Presentation on theme: "The Judiciary. Is the Judiciary a political branch of the government? Should it be? What are the dangers of an unelected, activist judiciary? What are."— Presentation transcript:
Is the Judiciary a political branch of the government? Should it be? What are the dangers of an unelected, activist judiciary? What are the dangers of a literalist interpretation of the Constitution?
How does viewing the court as a political institution raise questions about its legitimacy?
The Supreme Court’s legitimacy problem Appointed, not elected Serve for life Can overrule acts of Congress and state legislatures Define rights Make policy Rely on elected branches for enforcement
Brown v. Board of Education (1954) **Remember that in 1954 “separate but equal” was legal precedent, and that many laws required and enforced segregation.
14 th amendment All persons born or naturalized in the United States, and subject to the jurisdiction thereof, are citizens of the United States and of the State wherein they reside. No State shall make or enforce any law which shall abridge the privileges or immunities of citizens of the United States; nor shall any State deprive any person of life, liberty, or property, without due process of law; nor deny to any person within its jurisdiction the equal protection of the laws.
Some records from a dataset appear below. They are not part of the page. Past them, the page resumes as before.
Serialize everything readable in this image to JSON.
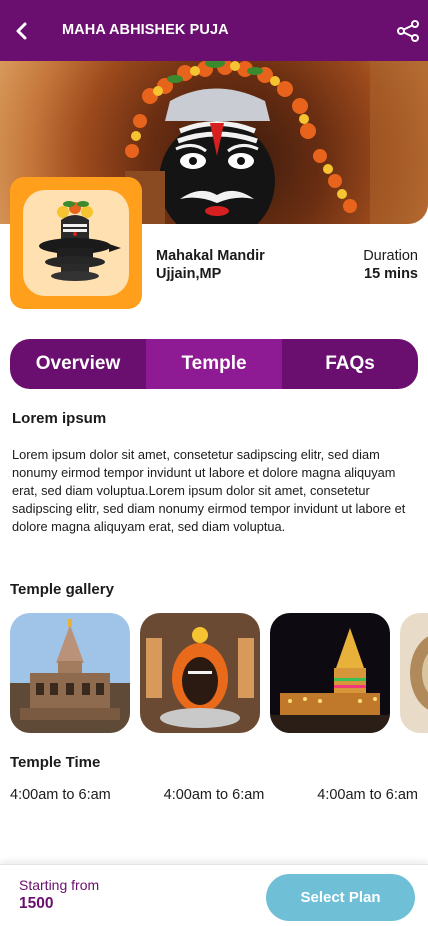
{
  "header": {
    "title": "MAHA ABHISHEK PUJA",
    "back_icon": "chevron-left-icon",
    "share_icon": "share-icon"
  },
  "temple": {
    "name_line1": "Mahakal Mandir",
    "name_line2": "Ujjain,MP"
  },
  "duration": {
    "label": "Duration",
    "value": "15 mins"
  },
  "tabs": [
    {
      "label": "Overview",
      "active": false
    },
    {
      "label": "Temple",
      "active": true
    },
    {
      "label": "FAQs",
      "active": false
    }
  ],
  "content": {
    "heading": "Lorem ipsum",
    "body": "Lorem ipsum dolor sit amet, consetetur sadipscing elitr, sed diam nonumy eirmod tempor invidunt ut labore et dolore magna aliquyam erat, sed diam voluptua.Lorem ipsum dolor sit amet, consetetur sadipscing elitr, sed diam nonumy eirmod tempor invidunt ut labore et dolore magna aliquyam erat, sed diam voluptua."
  },
  "gallery": {
    "heading": "Temple gallery"
  },
  "timings": {
    "heading": "Temple Time",
    "slots": [
      "4:00am to 6:am",
      "4:00am to 6:am",
      "4:00am to 6:am"
    ]
  },
  "footer": {
    "starting_label": "Starting from",
    "price": "1500",
    "select_button": "Select Plan"
  },
  "colors": {
    "primary": "#6a0f6f",
    "tab_active": "#8e1a94",
    "accent_orange": "#ff9f1c",
    "button": "#6fc0d6"
  }
}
Brown v. Board of Education Decision: Segregation of white and Negro children in the public schools of a State solely on the basis of race, pursuant to state laws permitting or requiring such segregation, denies to Negro children the equal protection of the laws guaranteed by the Fourteenth Amendment -- even though the physical facilities and other "tangible" factors of white and Negro schools may be equal.
Brown v. Board of Education reasoning: (a) The history of the Fourteenth Amendment is inconclusive as to its intended effect on public education. (b) The question presented in these cases must be determined not on the basis of conditions existing when the Fourteenth Amendment was adopted, but in the light of the full development of public education and its present place in American life throughout the Nation. (c) Where a State has undertaken to provide an opportunity for an education in its public schools, such an opportunity is a right which must be made available to all on equal terms. (d) Segregation of children in public schools solely on the basis of race deprives children of the minority group of equal educational opportunities, even though the physical facilities and other "tangible" factors may be equal.
Brown II While giving weight to... public and private considerations, the courts will require that the defendants make a prompt and reasonable start toward full compliance with our May 17, 1954, ruling. Once such a start has been made, the courts may find that additional time is necessary to carry out the ruling in an effective manner… To that end, the courts may consider problems related to administration, arising from the physical condition of the school plant, the school transportation system, personnel, revision of school districts and attendance areas into compact units to achieve a system of determining admission to the public schools on a nonracial basis, and revision of local laws and regulations which may be necessary in solving the foregoing problems.... [T]he cases are remanded to the District Courts to take such proceedings and … admit to public schools on a racially nondiscriminatory basis with all deliberate speed the parties to these cases.
The judiciary as a political institution Part of interest groups’ strategies Political nominations –Senatorial courtesy Political confirmations Judges’ own political beliefs Political internal decision-making Political effects from decisions
Justice Scalia vs. Justice Breyer
Arguments Scalia: Should interpret the Constitution true to its originally understood meaning. Breyer: Should consider the intent of the document as a whole, with consideration for how one clause relates to another. Should consider real-world consequences.
Arguments for Originalism FOR Does not give too much power to judges Guiding principle Relieves legitimacy problems Non-originalist interpretations have limited rights AGAINST No one way to read history, either Narrow interpretation of BoR never intended If too literal a reading, the court’s legitimacy can be threatened by political branches